Kansas released their debut album in 1974 after being discovered by Wally Gold, who worked for music promoter Don Kirshner. They have gone on to sell more than 30 million albums worldwide, resulting in eight gold albums, three sextuple-platinum albums, one platinum live album, and two million-selling gold singles, “Carry On Wayward Son” and “Dust in the Wind.” The band appeared on the Billboard charts for over 200 weeks throughout the ‘70s and ‘80s, and played to sold-out arenas in North America, Europe, and Japan. “Carry On Wayward Son” continues to be one of the top five most played songs on classic rock radio, and “Dust in the Wind” has been played on the radio more than three million times.

“The people who said we were done were clearly mistaken,” Williams says. “I’m busier now than ever before. Our audience has aged with us, but it’s also the youngest audience we’ve had in a long time. Having our song Carry On Wayward Son featured on the Supernatural  TV show certainly helped. We have all age groups. We did Comic-Con as a surprise to introduce Supernatural, and the reception we got was great.”

Williams notes that with a band like Kansas, the choice of venue is clearly important.

“I like playing anywhere, but on this 40th anniversary tour, most of them are performing arts centers,” he says. “To me, that’s the best-case scenario. The lights go down, and there’s the band. So much of the music we do really does rely on the atmosphere. Outdoor festivals and state fairs don’t really work for us. That’s where you find the casual Kansas fan, people walking by with their funnel cakes and saying Look, honey, there’s a combo playing over there, then they move on after a few minutes. With performing arts centers, there’s not really a bad seat in the house, and the acoustics
are great.”

In addition to Williams and original drummer Phil Ehart, the line-up includes bassist/vocalist Billy Greer, keyboardist David Manion, vocalist/keyboardist Ronnie Platt, violinist/guitarist David Ragsdale, and guitarist Zak Rizvi. Williams is quick to point out that there are no plans to lighten their workload anytime soon.

“We started the Leftoverture tour last year and we were hoping to do 20 or 30 dates, then we decided to do this 40th anniversary tour,” he says. “The rest of this year will continue that tour. I have friends that I played in bands with before Kansas, and they’re at retirement age, and they don’t know what to do with themselves.
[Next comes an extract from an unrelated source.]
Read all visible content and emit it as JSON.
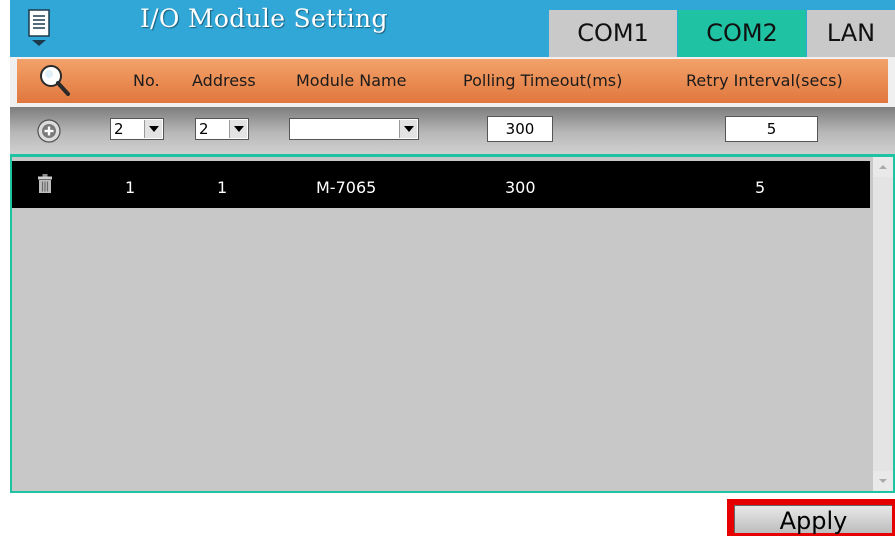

They’re back in bands, doing what they do best and loving it. This was a hobby when I started, and it’s been a long walk to get here. I’m the little boy who joined the circus and never looked back. I can’t imagine being a civilian again.”

Kansas will perform at the Victoria Theatre, 138 N. Main St., Dayton on March 21 at 8 p.m. Tickets can be purchased at TicketCenterStage.com or by calling the Victoria Theatre at 937-228-3630, or 888-228-3630.
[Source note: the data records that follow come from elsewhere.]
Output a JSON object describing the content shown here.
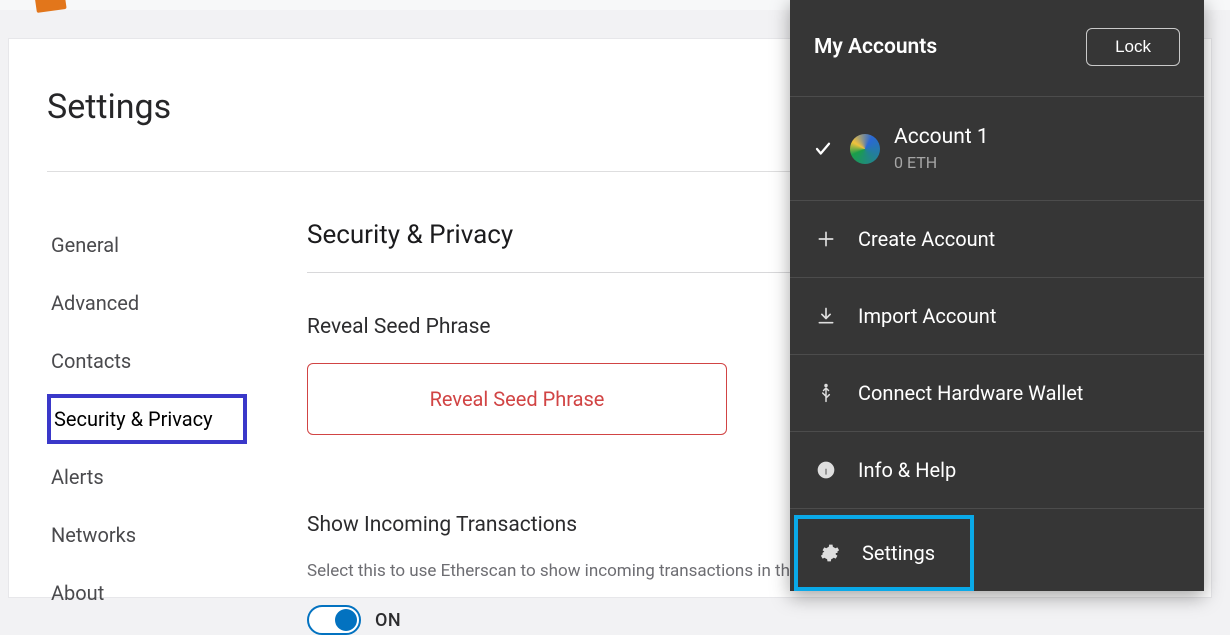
{
  "page": {
    "title": "Settings"
  },
  "sidebar": {
    "items": [
      {
        "label": "General"
      },
      {
        "label": "Advanced"
      },
      {
        "label": "Contacts"
      },
      {
        "label": "Security & Privacy"
      },
      {
        "label": "Alerts"
      },
      {
        "label": "Networks"
      },
      {
        "label": "About"
      }
    ]
  },
  "content": {
    "section_title": "Security & Privacy",
    "reveal_heading": "Reveal Seed Phrase",
    "reveal_button": "Reveal Seed Phrase",
    "incoming_heading": "Show Incoming Transactions",
    "incoming_desc": "Select this to use Etherscan to show incoming transactions in the transactions list",
    "toggle_label": "ON"
  },
  "dropdown": {
    "title": "My Accounts",
    "lock_label": "Lock",
    "account": {
      "name": "Account 1",
      "balance": "0 ETH"
    },
    "menu": {
      "create": "Create Account",
      "import": "Import Account",
      "hardware": "Connect Hardware Wallet",
      "info": "Info & Help",
      "settings": "Settings"
    }
  }
}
Tags: , ,

Tim Smith is an award-winning, bestselling author. Reach DCP freelance writer Tim Smith at TimSmith@DaytonCityPaper.com
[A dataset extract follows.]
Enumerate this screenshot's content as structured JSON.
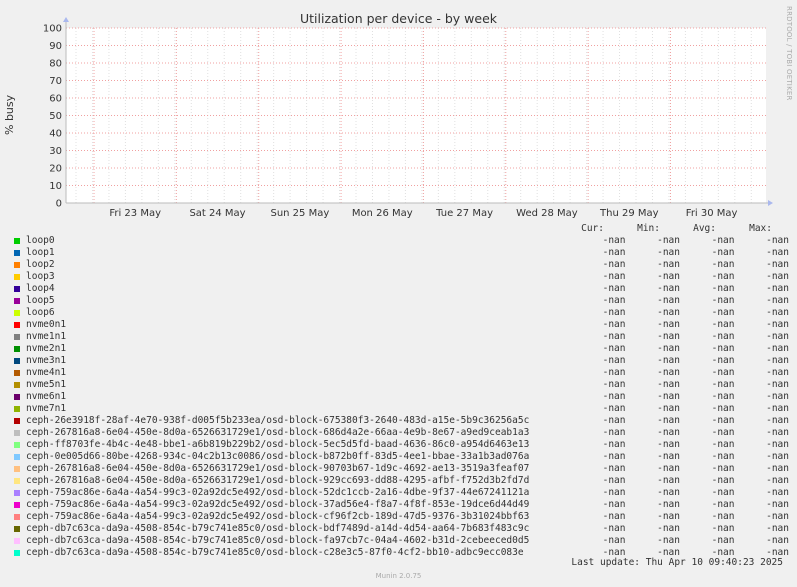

No comments yet.

Leave a Reply

Got an Opinion?


We are interested to hear what you think.  Please send us a message. [contact-form 4 “Opinion”]  

No Jet Engines Here


The very first thing is to learn how to pronounce it. No rhyming with the home of Baylor University in […]

Debate 9/11: Let’s Make Tammany Hall Great Again

cartoon cmyk

Third Parties have long complained that having the two major parties in charge of the election process gives Republicans and […]



No music and arts festival would truly be complete without… wrestling, right? Well, this year at Ladyfest Dayton, buckle down […]

Lives-in-progress, demo-style


Right from the start of this Jesse Peretz adaptation of Nick Hornby’s novel Juliet, Naked, there’s something warm and unfinished […]

Are ‘Friends” Electric?


Gary Numan’s Savage return to form at CVG’s Bogart’s Gary Numan with daughter Persia, who sings on the new single […]